LONDON, July 11 (JTA) Leaders of Scotland’s Jewish community are concerned after far-right graffiti appeared on a synagogue in northeast Scotland.
The concerns were voiced after swastikas, skinhead symbols, obscenities about Jews and other far-right graffiti were painted on the only synagogue in Dundee late Saturday night.
Paul Spicker, who teaches at the University of Dundee, has taken responsibility for the synagogue since the recent death of a local businessman who had been a leader of Dundee’s Jewish community for many years.
He said the incident was “clearly anti-Semitic,” but also described it as “very minor.”
He and his children personally repainted the synagogue on Tuesday.
Anti-fascist campaigners say the incident is worrying because there is a history of extremist activity in Dundee, a city of about 145,000.
“There has always been a small core of neo-Nazis in Dundee. In the 1970s and 1980s, trouble was quite frequent,” said Tony Robson of the anti-fascist magazine Searchlight.
He said an aggressive monitoring campaign had suppressed the problem.
The latest graffiti incident could be a case of “a couple of the local neo-Nazis crawling back out,” he added.
Local officials condemned the attack and police said they were actively searching for leads, but the local member of Parliament, Ernie Ross, took a different approach to the incident.
While saying that he “appreciated that the local community felt concern,” Ross said he needed more information before making a definite statement.
“If the local Jewish community feels it was an anti-Semitic attack, I will condemn it,” he said.
He added that the vandalism could be the work of “youngsters on school holiday. The wall is painted white, unfortunately, so it’s an attraction” for graffiti.
Scottish Jewish leaders see possible connections between the graffiti and recent alleged comments by Ross.
The legislator was reported to have suggested that the recent screening on television of a drama about the Nuremberg Trials of Nazi leaders following World War II was designed to elicit sympathy for Israel during the ongoing Middle East crisis.
“When you have a local legislator prepared to resurrect anti-Semitic stereotypes, you shouldn’t be surprised at this kind of thing,” said one leader who preferred not to be identified.
Ross flatly denied making a link between the TV program and Jewish influence in the media, which was reported in the Scottish Sun newspaper in late May.
“Those comments were not made in the way they were reported,” he said.
Ephraim Borowski, of the Scottish Jewish Representative Council, said the attack could be linked to a series of race riots in Britain in the past month or ongoing violence between Israelis and Palestinians.

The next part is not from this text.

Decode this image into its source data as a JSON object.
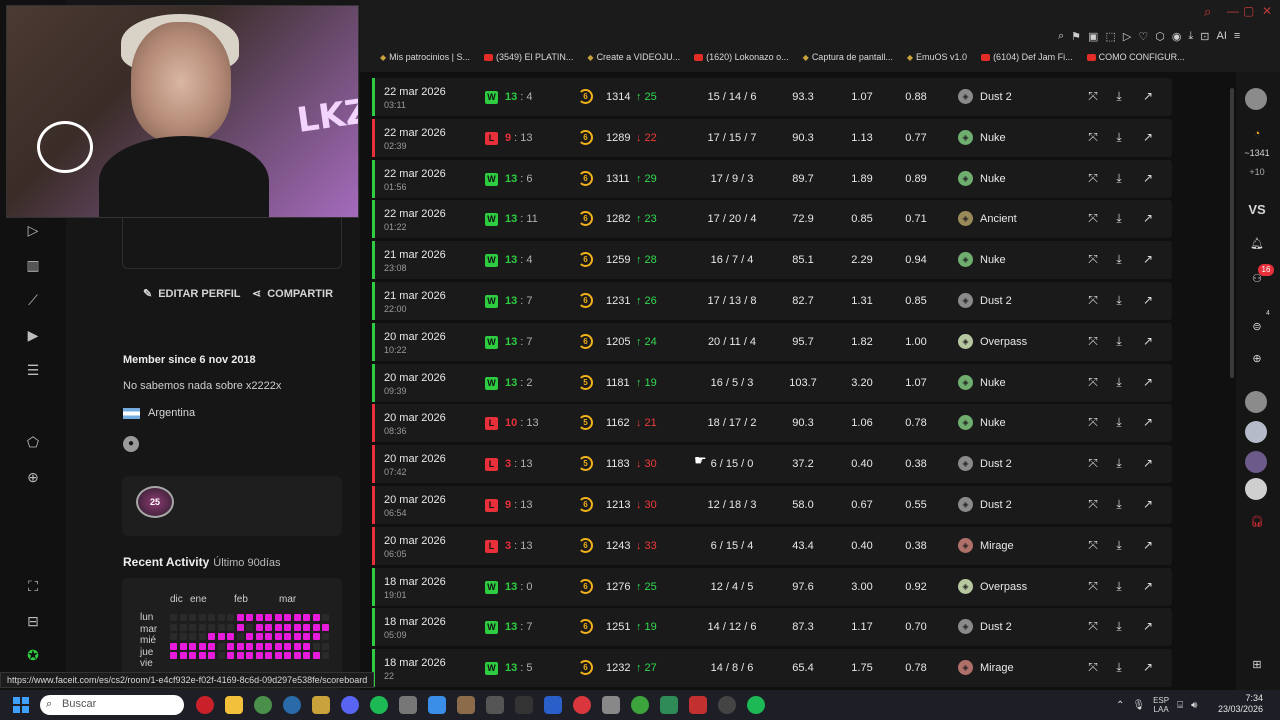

“It may be significant that this comes at a time of other intercommunal strife and threats from abroad,” he said.
British Jews have not been affected by the racial disturbances in industrial northern England, which have largely involved Muslims of Asian origin and the police.
But Jewish security officials have issued warnings in the wake of a threatening video issued last month by Saudi terrorist mastermind Osama bin Laden.
Borowski said he hoped the Dundee attack “turns out to be an isolated incident, since Scotland has for many years been free of this type of activity.”
Spicker, the university lecturer who cares for the synagogue, said it was important that the building be kept in good working order.
“It is the only synagogue for 50 miles,” he said. “This is a small and fairly isolated community. If the synagogue is not maintained, there’s nothing for miles. And things like this don’t help.”